One reason for that difference: high-quality dairy products sourced from Hickory Hill and Homeland Creamery. Another is the process; Zack makes impastata style ricotta, in which the cheese is left to drain longer, making it thick and creamy.

Chef and restaurateur Thierry Garçonnet of Terra uses UAV mozzarella to top his veal saltimbocca and serves the burrata with seasonal companions, such as grilled peaches, roasted beets, or tomatoes. “I like the fact that it’s made here, in an artisanal way, and that I can support a small business,” he says.

The burrata is also a favorite among other chefs, who rarely put it on the menu before UAV came along because the process of importing it from Italy gave the cheese a short shelf life.
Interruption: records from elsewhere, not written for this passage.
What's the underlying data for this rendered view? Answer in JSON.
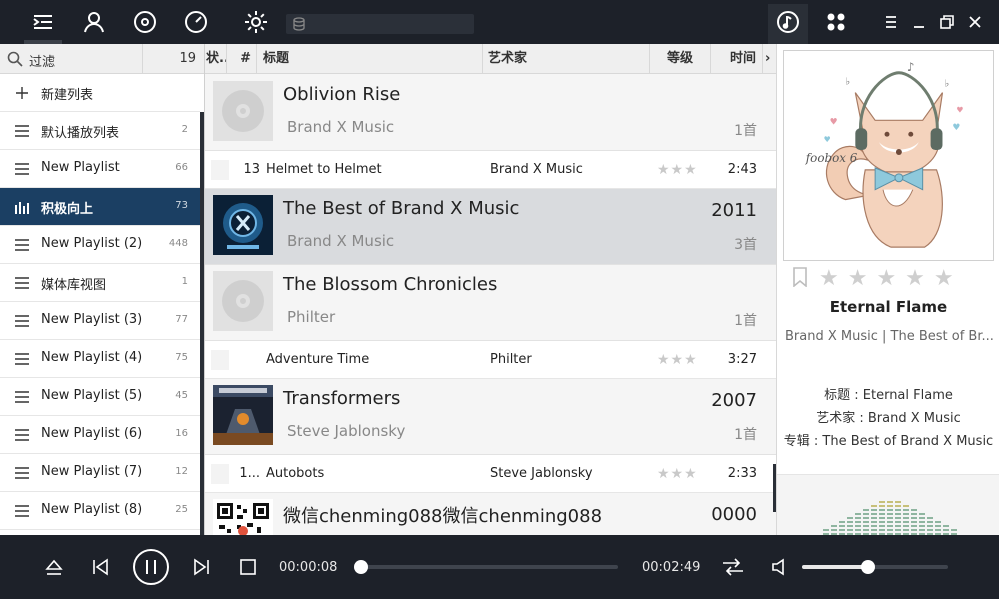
{
  "top_bar": {
    "icons": [
      "menu-icon",
      "user-icon",
      "disc-icon",
      "gauge-icon",
      "gear-icon",
      "database-icon",
      "music-note-icon",
      "grid-icon",
      "hamburger-icon",
      "minimize-icon",
      "restore-icon",
      "close-icon"
    ],
    "colors": {
      "background": "#1d2129",
      "icon": "#ffffff"
    }
  },
  "sidebar": {
    "filter_label": "过滤",
    "filter_count": "19",
    "new_playlist_label": "新建列表",
    "playlists": [
      {
        "name": "默认播放列表",
        "count": "2"
      },
      {
        "name": "New Playlist",
        "count": "66"
      },
      {
        "name": "积极向上",
        "count": "73",
        "active": true
      },
      {
        "name": "New Playlist (2)",
        "count": "448"
      },
      {
        "name": "媒体库视图",
        "count": "1"
      },
      {
        "name": "New Playlist (3)",
        "count": "77"
      },
      {
        "name": "New Playlist (4)",
        "count": "75"
      },
      {
        "name": "New Playlist (5)",
        "count": "45"
      },
      {
        "name": "New Playlist (6)",
        "count": "16"
      },
      {
        "name": "New Playlist (7)",
        "count": "12"
      },
      {
        "name": "New Playlist (8)",
        "count": "25"
      }
    ],
    "active_color": "#1b3f63"
  },
  "tracklist": {
    "columns": {
      "status": "状..",
      "number": "#",
      "title": "标题",
      "artist": "艺术家",
      "rating": "等级",
      "duration": "时间",
      "more": "›"
    },
    "groups": [
      {
        "title": "Oblivion Rise",
        "artist": "Brand X Music",
        "year": "",
        "count": "1首",
        "art": "placeholder-disc"
      },
      {
        "title": "The Best of Brand X Music",
        "artist": "Brand X Music",
        "year": "2011",
        "count": "3首",
        "art": "brand-x-cover",
        "selected": true
      },
      {
        "title": "The Blossom Chronicles",
        "artist": "Philter",
        "year": "",
        "count": "1首",
        "art": "placeholder-disc"
      },
      {
        "title": "Transformers",
        "artist": "Steve Jablonsky",
        "year": "2007",
        "count": "1首",
        "art": "transformers-cover"
      },
      {
        "title": "微信chenming088微信chenming088",
        "artist": "",
        "year": "0000",
        "count": "",
        "art": "qr-code"
      }
    ],
    "tracks": [
      {
        "number": "13",
        "title": "Helmet to Helmet",
        "artist": "Brand X Music",
        "rating": "★★★",
        "time": "2:43"
      },
      {
        "number": "",
        "title": "Adventure Time",
        "artist": "Philter",
        "rating": "★★★",
        "time": "3:27"
      },
      {
        "number": "1...",
        "title": "Autobots",
        "artist": "Steve Jablonsky",
        "rating": "★★★",
        "time": "2:33"
      }
    ]
  },
  "now_playing": {
    "cover_text": "foobox 6",
    "rating_stars": "★★★★★",
    "title": "Eternal Flame",
    "subtitle": "Brand X Music  |  The Best of Br...",
    "meta_title": "标题 : Eternal Flame",
    "meta_artist": "艺术家 : Brand X Music",
    "meta_album": "专辑 : The Best of Brand X Music"
  },
  "player": {
    "current_time": "00:00:08",
    "total_time": "00:02:49",
    "progress": 0.02,
    "volume": 0.45,
    "controls": [
      "eject-icon",
      "previous-icon",
      "pause-icon",
      "next-icon",
      "stop-icon",
      "repeat-icon",
      "volume-icon"
    ]
  }
}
UAV’s most recent addition is a Persian-style marinated feta, creamier than its Greek counterpart and soaked in olive oil with zesty spices. The company also offers seasonal takes on most of its products, from black truffle and roasted garlic to salted caramel apple and pumpkin spice.
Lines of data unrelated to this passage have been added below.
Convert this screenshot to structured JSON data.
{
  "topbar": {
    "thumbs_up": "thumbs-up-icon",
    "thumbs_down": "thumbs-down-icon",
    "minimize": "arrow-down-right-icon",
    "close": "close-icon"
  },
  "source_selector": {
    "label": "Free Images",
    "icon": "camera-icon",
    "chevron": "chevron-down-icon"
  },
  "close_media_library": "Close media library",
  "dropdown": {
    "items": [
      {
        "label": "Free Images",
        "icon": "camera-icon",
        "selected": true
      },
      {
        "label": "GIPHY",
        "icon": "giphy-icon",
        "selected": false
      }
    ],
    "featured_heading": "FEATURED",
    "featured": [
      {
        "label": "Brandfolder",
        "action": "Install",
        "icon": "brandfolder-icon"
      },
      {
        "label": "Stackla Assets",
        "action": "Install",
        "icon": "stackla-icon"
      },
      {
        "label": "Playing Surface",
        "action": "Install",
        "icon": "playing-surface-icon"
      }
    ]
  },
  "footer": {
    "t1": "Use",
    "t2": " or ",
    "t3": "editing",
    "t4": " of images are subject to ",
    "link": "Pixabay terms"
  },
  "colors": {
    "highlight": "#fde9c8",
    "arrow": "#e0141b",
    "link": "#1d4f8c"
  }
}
To make these, the Gadberrys draw inspiration from what’s available at local farmers markets, where they still sell their cheese. “If they have blueberries, then we make blueberry ricotta; figs, we make fig and honey ricotta,” Zack says.

During summer, the peak season for mozzarella, they make between 300 and 400 mozzarella balls for retail customers and another 60 pounds for wholesale each week. They make another 500 balls of burrata, which has steady sales year-round, for restaurants each week.

They’ve begun to think about expanding, with plans to transition into their own, larger facility, a move that would allow them to increase production and give Zack the environmental control he desires to make aged cheeses. They are also exploring yogurt.

Victoria and Zack are always brainstorming what to do next, which is how the “everything” ricotta—a popular play on the “everything” bagel—came to be. Despite the demands on his time, Zack enjoys the creative freedom he gets from running his own business. Another benefit of which he’s grown fond: getting to sleep in on Sundays and enjoy brunch with his wife. 

Cat Carter is a freelance writer in Charlotte who believes in the power of good storytelling. She founded Edible Charlotte magazine, a publication that discusses the region’s local and sustainable food culture. Reach her by e-mail at

UAV cheese is available at Yorkmont Regional Farmers Market, NoDa Farmers Market, Atherton Market, and Matthews Farmers Market.

Categories: Food + Drink